Combo heart failure drug promises to improve survival

A novel drug that combines an ARB with a neprilysin inhibitor proved superior to the ACE inhibitor enalapril, even when the latter was prescribed at its target dose, for reducing the risk of death and hospitalization for heart failure in patients with reduced ejection fraction.

The results of PARADIGM-HF trial (Prospective Comparison of ARNI [Angiotensin Receptor–Neprilysin Inhibitor] with ACEI [Angiotensin-Converting–Enzyme Inhibitor] to Determine Impact on Global Mortality and Morbidity in Heart Failure Trial) were published online Aug. 30 in the New England Journal of Medicine and presented simultaneously at the 2014 European Society of Cardiology Congress in Barcelona.  

The findings by John J.V. McMurray, MD, of the British Heart Foundation Cardiovascular Research Centre at the University of Glasgow in the U.K., and the other PARADIGM-AF researchers came as no surprise, given that the study’s sponsor, Novartis, stopped the trial early in March 2014 after meeting a prespecified boundary of overwhelming benefit of the drug LCZ696. LCZ696 is a combination of the neprilysin inhibitor AHU377 and the ARB valsartan.

PARADIGM-HF randomized 8,442 patients with New York Heart Association class II, III or IV heart failure and an ejection fraction of less than 40 percent (later lowered to 35 percent) who were taking an ACE inhibitor or ARB to either a twice daily dose of 200 mg LCZ696 or a twice daily dose of 10 mg enalapril. The patients were enrolled from 47 countries between Dec. 8, 2009, and Nov. 23, 2012, and screened for unacceptable side effects at the target dose before randomization.

The primary outcome was a composite of death from cardiovascular causes or first hospitalization for heart failure. After a median 27-month follow-up, 21.8 percent of the LCZ696 group and 26.5 percent of the enalapril group had died from cardiovascular causes or were hospitalized for heart failure. A total of 17 percent of the LCZ696 group died from any cause vs. 19.8 percent of the enalapril group.
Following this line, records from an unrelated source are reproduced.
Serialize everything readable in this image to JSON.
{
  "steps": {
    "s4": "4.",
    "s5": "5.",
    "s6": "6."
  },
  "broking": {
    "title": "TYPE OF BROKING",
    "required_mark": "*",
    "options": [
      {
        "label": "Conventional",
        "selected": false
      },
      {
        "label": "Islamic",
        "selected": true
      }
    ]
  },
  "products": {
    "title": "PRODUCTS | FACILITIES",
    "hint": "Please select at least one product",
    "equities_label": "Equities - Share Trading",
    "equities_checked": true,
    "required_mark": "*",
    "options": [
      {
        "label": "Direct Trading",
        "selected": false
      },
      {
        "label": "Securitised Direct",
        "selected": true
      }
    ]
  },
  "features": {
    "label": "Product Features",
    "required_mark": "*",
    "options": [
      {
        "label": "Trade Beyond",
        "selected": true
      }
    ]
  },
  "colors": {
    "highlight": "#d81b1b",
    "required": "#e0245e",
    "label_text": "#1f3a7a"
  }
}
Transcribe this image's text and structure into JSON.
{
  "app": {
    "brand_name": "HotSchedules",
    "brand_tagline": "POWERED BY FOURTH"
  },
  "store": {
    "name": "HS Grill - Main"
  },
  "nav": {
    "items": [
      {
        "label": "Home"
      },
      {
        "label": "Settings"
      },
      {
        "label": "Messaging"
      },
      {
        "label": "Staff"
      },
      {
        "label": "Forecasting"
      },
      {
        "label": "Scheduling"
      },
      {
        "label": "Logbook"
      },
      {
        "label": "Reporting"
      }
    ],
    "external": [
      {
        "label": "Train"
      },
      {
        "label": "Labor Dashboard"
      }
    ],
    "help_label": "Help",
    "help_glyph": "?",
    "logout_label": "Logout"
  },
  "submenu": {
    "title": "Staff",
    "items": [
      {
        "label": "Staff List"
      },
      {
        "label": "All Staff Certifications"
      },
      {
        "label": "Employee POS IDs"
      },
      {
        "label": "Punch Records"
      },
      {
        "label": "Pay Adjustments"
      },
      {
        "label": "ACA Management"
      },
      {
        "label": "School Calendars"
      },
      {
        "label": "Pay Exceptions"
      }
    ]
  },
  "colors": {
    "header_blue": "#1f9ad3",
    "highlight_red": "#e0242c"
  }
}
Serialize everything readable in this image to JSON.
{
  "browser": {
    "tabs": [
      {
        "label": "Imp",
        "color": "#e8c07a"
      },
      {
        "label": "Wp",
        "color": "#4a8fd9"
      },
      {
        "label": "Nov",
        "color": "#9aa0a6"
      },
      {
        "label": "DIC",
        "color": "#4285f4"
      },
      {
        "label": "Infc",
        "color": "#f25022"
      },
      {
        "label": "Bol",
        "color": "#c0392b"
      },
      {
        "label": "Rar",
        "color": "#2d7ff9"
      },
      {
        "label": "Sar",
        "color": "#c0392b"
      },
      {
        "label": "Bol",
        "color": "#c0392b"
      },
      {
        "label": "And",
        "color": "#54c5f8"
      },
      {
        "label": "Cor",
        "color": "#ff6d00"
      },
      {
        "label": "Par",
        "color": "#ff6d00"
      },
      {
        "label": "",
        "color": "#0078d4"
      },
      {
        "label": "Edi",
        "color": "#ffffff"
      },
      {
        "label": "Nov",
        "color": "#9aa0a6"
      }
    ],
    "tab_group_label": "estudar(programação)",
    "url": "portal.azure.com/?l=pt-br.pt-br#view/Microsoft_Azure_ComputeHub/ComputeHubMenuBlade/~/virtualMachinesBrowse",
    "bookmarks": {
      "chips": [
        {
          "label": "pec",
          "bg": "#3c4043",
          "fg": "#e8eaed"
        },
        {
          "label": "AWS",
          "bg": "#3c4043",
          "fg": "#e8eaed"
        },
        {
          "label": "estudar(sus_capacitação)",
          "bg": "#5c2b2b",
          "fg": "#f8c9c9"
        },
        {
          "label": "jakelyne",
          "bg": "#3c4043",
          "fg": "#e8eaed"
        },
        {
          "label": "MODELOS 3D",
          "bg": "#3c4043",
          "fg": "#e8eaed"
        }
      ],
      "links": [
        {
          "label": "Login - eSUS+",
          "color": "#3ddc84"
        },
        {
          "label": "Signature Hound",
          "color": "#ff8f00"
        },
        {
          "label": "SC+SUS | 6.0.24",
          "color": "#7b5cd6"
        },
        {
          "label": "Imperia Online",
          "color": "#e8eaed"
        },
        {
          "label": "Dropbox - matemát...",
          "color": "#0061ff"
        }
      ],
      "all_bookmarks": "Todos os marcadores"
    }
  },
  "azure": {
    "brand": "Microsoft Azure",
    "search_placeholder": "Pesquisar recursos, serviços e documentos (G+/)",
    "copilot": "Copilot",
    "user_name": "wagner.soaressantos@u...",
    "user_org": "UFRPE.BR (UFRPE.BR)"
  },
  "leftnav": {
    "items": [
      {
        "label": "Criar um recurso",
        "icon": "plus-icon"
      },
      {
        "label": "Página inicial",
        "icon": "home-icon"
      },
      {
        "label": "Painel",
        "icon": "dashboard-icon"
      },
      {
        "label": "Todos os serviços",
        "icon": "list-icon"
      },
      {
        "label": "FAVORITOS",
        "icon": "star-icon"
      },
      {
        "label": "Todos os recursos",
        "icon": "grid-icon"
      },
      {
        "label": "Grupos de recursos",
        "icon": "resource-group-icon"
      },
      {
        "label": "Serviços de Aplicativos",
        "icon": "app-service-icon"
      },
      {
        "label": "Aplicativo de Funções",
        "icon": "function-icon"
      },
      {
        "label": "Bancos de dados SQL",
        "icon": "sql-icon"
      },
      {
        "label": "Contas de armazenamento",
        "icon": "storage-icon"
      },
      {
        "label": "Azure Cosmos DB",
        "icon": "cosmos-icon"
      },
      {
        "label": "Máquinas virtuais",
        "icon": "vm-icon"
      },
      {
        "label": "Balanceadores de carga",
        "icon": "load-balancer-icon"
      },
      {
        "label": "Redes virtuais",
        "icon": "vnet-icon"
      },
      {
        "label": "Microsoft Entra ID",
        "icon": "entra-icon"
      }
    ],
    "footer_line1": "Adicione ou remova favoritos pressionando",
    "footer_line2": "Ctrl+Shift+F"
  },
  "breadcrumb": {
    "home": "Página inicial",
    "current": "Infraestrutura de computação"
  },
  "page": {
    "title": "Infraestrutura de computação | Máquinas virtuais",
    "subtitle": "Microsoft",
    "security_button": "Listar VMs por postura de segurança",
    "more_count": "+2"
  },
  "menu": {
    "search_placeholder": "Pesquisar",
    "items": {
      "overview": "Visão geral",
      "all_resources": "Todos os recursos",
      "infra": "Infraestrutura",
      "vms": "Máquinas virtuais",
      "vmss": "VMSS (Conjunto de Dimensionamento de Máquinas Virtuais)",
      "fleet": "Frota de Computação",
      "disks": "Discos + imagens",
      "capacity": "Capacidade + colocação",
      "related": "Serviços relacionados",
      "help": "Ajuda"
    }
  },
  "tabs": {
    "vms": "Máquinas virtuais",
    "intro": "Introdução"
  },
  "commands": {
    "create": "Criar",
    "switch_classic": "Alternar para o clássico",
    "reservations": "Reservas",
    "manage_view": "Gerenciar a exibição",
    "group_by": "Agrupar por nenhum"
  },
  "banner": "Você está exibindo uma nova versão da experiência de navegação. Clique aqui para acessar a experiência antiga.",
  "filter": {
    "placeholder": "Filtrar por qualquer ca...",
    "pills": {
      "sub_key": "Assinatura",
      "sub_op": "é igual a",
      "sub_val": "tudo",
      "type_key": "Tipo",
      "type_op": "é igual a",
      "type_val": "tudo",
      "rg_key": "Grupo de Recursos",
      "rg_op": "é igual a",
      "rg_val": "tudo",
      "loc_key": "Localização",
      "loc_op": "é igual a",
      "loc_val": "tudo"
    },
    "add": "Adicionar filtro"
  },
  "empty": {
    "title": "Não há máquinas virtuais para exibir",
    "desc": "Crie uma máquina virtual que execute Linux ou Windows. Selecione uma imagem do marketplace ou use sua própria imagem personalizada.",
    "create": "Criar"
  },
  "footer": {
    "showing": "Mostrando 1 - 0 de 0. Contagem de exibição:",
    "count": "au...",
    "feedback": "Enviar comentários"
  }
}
The use of LCZ696 reduced the risk of heart failure hospitalization by 21 percent.

Compared with enalapril patients, more patients in the LCZ696 group had symptomatic hypotension but fewer stopped taking medication overall or because of adverse events.

In clinical practice, physicians often prescribe enalapril at lower than the recommended 10 mg twice daily doses, although it has been shown at that dosage to reduce mortality. Based on PARADIGM-AF’s use of the ACE inhibitor at its target dose, McMurray et al deemed the advantage seen with LCZ696 to be “highly significant and clinically important.” They added that LCZ696 was well tolerated with a lower rate of adverse events compared with enalapril.

“Hence, our results are applicable to a broad spectrum of patients with heart failure, including those who are currently taking an ACE inhibitor or ARB or who are likely to be able to take such an agent without having unacceptable side effects,” they wrote.

In an accompanying editorial, Mariell Jessup, MD, of the Perelman School of Medicine at the University of Pennsylvania in Philadelphia, agreed, proposing that the results provide hope for heart failure. “The beneficial results seen in PARADIGM-AF may apply to a wide spectrum of patients, even those who are currently receiving the best possible therapy,” she wrote.

PARADIGM-AF was funded by Novartis.